At first thought, it seems ludicrous that any author — any person who depends on lovers of books and knowledge, really — would condemn formal education. In an age when more and more authors are cultivated in an MFA program, you'd assume to find only champions of education. After all, Michael Chabon, Jonathan Safran Foer, and Flannery O’Connor all passed through an MFA program, and plenty more, like Zadie Smith and Joyce Carol Oates, have taught in one. Despite the firm bond between writers and academic institutions, there are some authors who can’t help but criticize formal education.
One can’t fault William Styron for not having given formal education a shot. His critique comes from the perspective of an author who spent much time in school. Styron went to Duke University and was working toward achieving a Rhodes scholarship. It was during this process that the young undergraduate wrote a letter to his father articulating his discontents. “For a person whose sole burning ambition is to write — like myself — ,” he wrote, “college is useless beyond the Sophomore year.” Dissatisfied by the curriculum of minor authors and the trifling academic concerns of his professors, Styron concluded that a writer would be better off reading Plato and Montaigne, and simply living. He graduated Duke, but followed his own advice and went on living, producing classics like The Confessions of Nat Turner and Sophie's Choice.
George Bernard Shaw
George Bernard Shaw said of schools that they “are not popular as places of education and teachers, but rather prisons and turnkeys in which children are kept to prevent them disturbing and chaperoning their parents.” This is not to say that Shaw didn’t have great hope and respect for education as an ideal (he went on to co-found the London School of Economics). He simply found the state of contemporary education abhorrent. In his essay “What Is Wrong with Our System of Education?” Shaw argues that school’s primary purpose is to relieve parents from the nuisance of children. Compulsory schooling hurts society as a whole. It makes students who resent attending also resent intellectual and artistic culture. Shaw felt that when schooling is completely voluntary it is at its best. And, as an advocate of self-education, Shaw spent much time in the library of Trinity College teaching himself throughout his life.
Philosopher, mathematician, and Nobel laureate Bertrand Russell was educated at Cambridge and led a rather academic life. Yet, like Shaw, he believed education to be too precious to stand idly by as the entire world botches the institution. Education, he argued, has a “determination to produce a dead level of glib mediocrity.” The school system lacks, crucially, reverence for the child. A teacher with reverence for the child will be sensitive to the precious nature of the young, living being before her. She will not see the child as something to mold, but as something she feels humility in the face of. She will feel compelled to strengthen and equip it for the life it will lead. School systems, instead, are wont to distort the facts of history so that its nation will appear as glorious and victorious as possible. Schools emphasize obedience and duty at the expense of free-thinking and spiritually enriched students. Russell was an eloquent proponent for teachers who were truly sensitive to their students, and of an education system that asserted education as a gateway to knowledge, not to a particular income or status. It sometimes takes someone who loves education, to tell us what’s wrong with it.

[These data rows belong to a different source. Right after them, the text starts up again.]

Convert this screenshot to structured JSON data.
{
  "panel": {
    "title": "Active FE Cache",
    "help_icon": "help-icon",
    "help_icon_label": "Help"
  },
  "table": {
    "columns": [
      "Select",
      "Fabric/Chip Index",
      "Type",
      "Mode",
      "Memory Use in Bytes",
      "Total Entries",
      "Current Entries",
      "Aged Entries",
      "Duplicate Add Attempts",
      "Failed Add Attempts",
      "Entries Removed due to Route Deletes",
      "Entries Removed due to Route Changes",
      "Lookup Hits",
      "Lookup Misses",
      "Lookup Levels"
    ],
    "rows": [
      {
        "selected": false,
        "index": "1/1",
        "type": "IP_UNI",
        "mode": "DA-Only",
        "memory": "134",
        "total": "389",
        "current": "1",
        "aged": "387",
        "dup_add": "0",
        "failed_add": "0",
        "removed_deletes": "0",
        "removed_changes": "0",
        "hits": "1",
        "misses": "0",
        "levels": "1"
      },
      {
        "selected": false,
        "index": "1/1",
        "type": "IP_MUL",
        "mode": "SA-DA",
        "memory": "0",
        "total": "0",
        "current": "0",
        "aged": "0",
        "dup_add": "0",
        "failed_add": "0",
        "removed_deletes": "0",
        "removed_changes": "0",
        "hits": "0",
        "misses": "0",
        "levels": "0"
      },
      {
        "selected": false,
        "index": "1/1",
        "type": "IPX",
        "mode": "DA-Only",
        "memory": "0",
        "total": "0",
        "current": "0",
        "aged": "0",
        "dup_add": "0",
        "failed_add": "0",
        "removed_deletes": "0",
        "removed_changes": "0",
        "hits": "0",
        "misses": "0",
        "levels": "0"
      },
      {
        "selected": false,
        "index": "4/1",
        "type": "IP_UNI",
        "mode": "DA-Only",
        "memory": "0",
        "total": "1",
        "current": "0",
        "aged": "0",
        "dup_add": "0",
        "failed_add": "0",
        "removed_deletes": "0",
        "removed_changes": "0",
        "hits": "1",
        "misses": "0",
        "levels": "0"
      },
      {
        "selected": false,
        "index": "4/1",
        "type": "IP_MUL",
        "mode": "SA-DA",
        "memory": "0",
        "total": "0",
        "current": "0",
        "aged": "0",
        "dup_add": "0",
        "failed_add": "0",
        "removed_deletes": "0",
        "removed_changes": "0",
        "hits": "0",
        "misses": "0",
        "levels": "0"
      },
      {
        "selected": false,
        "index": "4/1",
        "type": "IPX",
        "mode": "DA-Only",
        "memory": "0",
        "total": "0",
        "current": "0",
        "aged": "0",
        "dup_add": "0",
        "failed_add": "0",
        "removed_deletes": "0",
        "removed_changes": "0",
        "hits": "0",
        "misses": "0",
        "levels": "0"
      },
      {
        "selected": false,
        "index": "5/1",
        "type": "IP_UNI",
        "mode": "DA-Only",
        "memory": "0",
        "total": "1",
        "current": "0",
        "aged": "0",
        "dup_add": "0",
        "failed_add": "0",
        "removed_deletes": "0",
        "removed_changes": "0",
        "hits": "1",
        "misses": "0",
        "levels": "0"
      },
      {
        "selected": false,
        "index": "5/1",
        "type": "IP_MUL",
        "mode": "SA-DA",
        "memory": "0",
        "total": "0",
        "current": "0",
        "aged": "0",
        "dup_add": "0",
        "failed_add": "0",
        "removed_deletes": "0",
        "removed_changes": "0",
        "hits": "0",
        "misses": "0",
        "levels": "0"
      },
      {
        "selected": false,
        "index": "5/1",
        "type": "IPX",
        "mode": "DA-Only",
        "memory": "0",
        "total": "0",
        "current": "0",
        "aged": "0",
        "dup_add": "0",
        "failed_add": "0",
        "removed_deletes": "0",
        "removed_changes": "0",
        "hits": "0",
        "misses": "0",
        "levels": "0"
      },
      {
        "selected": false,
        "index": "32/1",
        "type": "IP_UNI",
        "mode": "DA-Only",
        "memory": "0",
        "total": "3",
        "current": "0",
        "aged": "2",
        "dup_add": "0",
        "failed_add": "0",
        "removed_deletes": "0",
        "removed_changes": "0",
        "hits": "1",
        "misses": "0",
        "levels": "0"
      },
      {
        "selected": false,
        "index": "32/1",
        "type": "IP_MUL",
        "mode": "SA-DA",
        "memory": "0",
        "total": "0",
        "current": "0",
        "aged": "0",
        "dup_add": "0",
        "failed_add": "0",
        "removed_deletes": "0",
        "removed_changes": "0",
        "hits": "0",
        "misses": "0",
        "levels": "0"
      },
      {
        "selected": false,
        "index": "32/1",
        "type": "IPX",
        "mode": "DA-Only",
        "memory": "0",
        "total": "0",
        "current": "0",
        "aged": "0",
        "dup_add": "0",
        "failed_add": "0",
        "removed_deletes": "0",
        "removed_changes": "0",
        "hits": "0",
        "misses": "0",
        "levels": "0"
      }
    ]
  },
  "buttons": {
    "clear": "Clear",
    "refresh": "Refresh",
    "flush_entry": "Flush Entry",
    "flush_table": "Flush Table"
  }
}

More Quotes From Those Critical of Education
- “Education is a state-controlled manufactory of echoes”
- “Men are born ignorant, not stupid; they are made stupid by education.”
- “Part of the American myth is that people who are handed the skin of a dead sheep at graduating time think that it will keep their minds alive forever.”
—John Mason Brown
- “Real education must ultimately be limited to men who insist on knowing–the rest is mere sheep-herding.”
- “You can’t teach people to write well. Writing well is something God lets you do or declines to let you do. Most bright people know that, but writers’ conferences continue to multiply in the good old American summertime.”
- “We are shut up in schools and college recitation rooms for ten or fifteen years, and come out at last with a bellyful of words and do not know a thing.”
—Ralph Waldo Emerson
- “I'm sure the reason such young nitwits are produced in our schools is because they have no contact with anything of any use in everyday life.”
- “I don't believe in colleges and universities. I believe in libraries.”
- “In the first place God made idiots. This was for practice. Then he made school boards.”
— Mark Twain
Well, what do you think? Are these authors being too harsh, or do they have a point? Let us know in the comments below!